Keeping your clock current, automatically.
Posted by Steve on Thu 7 Oct 2004 at 07:37
If you have a system which is doing something important such as handling mail, or running as firewall, it's essential that you keep the correct date and time. This allows your logs to have the correct timestamps upon them.
If you're collecting logs from multiple hosts time becomes even more important. Having the logfiles with wrong dates and times means that you'll be comparing entries out of order.
Thankfully there exists a simple protocol for keeping the dates and times of computers connected to a network in sync. It is called NTP, the Network Time Protocol.
There are several packages related to NTP in the Debian archive, probably the simplest is the client ntpdate.
Install it by running, as root, apt-get install ntpdate, and your machine will be automatically setup to sync time from the public servers which have the name pool.ntp.org.
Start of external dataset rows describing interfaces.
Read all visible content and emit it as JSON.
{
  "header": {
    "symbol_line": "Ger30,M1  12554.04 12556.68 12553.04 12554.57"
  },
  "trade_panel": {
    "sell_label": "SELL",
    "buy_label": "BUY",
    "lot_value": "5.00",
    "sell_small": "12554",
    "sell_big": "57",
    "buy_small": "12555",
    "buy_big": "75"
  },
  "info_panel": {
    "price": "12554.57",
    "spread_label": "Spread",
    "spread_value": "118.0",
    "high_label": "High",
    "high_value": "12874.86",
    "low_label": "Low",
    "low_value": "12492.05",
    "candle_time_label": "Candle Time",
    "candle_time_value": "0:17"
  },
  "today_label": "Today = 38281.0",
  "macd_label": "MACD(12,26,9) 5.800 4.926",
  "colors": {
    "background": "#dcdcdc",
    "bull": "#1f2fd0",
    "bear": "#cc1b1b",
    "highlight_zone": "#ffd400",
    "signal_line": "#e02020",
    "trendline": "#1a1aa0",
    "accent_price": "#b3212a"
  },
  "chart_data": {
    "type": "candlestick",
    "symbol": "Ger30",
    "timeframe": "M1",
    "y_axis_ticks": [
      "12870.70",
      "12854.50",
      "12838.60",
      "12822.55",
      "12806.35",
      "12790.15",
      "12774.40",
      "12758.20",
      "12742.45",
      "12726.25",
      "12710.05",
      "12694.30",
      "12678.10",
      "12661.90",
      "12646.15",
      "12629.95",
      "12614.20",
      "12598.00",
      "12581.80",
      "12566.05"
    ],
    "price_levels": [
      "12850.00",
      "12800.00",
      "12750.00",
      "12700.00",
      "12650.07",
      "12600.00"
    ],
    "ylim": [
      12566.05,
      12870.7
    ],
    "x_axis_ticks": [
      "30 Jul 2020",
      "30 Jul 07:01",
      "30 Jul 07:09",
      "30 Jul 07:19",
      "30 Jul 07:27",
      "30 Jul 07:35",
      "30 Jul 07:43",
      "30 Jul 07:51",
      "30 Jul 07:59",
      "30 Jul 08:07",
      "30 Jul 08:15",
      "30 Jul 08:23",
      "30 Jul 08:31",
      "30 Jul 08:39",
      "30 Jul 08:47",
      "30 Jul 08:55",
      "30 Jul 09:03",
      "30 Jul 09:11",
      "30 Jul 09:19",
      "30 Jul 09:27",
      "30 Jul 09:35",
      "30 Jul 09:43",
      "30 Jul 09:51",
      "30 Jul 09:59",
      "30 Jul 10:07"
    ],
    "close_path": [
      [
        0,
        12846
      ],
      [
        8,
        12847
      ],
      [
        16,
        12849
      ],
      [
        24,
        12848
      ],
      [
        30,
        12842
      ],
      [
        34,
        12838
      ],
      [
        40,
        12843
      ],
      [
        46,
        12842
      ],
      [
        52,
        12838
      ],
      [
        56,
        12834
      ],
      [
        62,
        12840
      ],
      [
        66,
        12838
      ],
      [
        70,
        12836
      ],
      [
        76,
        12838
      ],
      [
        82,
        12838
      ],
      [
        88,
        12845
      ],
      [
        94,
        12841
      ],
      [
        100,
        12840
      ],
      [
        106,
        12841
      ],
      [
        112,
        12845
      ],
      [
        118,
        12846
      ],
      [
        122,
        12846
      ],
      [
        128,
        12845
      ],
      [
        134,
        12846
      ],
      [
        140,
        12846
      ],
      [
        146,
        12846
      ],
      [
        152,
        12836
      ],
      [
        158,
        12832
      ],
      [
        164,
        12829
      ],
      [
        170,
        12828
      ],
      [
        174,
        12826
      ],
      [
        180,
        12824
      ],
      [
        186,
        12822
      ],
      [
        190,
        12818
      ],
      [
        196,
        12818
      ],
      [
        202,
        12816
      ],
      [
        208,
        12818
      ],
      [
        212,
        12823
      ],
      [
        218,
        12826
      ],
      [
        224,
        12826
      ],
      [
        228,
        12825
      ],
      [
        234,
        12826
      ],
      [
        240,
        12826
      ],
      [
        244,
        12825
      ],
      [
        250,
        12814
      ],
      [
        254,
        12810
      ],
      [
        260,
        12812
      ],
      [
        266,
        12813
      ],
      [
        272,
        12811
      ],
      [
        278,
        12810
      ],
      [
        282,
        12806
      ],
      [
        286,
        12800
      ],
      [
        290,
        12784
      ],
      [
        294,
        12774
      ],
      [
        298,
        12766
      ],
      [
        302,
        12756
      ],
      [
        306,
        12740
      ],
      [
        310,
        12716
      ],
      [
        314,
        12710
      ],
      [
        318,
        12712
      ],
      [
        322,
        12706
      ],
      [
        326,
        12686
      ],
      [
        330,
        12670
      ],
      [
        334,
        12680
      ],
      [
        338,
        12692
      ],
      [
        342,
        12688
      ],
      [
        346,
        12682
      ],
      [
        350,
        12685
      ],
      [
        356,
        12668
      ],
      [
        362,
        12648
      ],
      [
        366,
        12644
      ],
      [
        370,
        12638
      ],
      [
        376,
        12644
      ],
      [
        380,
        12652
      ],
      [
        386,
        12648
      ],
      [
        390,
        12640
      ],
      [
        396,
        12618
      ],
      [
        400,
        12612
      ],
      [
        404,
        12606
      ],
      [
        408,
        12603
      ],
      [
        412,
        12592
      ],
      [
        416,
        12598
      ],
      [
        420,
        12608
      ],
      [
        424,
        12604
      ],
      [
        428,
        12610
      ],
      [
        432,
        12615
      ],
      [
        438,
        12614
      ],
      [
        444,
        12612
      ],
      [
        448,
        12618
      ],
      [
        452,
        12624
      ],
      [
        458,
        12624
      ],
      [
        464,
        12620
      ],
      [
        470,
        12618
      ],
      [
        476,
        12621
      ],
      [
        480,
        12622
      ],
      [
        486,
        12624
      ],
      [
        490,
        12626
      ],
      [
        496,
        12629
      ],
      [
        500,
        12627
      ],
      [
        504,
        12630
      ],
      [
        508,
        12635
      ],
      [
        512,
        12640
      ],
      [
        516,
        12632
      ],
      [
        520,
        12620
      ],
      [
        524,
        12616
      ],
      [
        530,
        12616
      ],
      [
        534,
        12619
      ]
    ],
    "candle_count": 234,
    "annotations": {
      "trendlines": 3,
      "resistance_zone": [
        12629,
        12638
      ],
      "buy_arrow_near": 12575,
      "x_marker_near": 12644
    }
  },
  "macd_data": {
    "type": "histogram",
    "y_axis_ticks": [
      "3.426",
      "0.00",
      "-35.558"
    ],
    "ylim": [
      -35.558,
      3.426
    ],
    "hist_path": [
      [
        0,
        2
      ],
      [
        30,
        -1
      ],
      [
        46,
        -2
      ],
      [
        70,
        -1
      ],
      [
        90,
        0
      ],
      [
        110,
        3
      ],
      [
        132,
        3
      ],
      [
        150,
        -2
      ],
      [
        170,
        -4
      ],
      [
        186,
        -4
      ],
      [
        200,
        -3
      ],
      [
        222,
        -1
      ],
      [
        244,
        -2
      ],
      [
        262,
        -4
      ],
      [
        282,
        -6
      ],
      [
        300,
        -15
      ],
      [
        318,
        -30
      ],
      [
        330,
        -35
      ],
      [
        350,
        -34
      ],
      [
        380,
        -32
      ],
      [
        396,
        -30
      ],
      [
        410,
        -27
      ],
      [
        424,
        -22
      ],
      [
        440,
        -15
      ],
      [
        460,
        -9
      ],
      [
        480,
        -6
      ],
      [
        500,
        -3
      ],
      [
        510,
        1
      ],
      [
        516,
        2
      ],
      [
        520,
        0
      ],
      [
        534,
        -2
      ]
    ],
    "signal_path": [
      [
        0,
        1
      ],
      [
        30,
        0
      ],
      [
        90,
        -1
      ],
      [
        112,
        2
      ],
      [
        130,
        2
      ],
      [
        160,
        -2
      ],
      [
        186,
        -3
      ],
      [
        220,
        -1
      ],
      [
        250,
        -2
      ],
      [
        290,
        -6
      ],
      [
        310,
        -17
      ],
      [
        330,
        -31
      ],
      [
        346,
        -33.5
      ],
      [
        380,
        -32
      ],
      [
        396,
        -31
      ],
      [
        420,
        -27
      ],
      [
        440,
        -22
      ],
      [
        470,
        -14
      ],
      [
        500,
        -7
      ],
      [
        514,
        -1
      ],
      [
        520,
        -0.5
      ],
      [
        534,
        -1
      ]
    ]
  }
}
If you wish to change them to point to an internal time server of your own you can adjust this by editting the file /etc/default/ntpdate.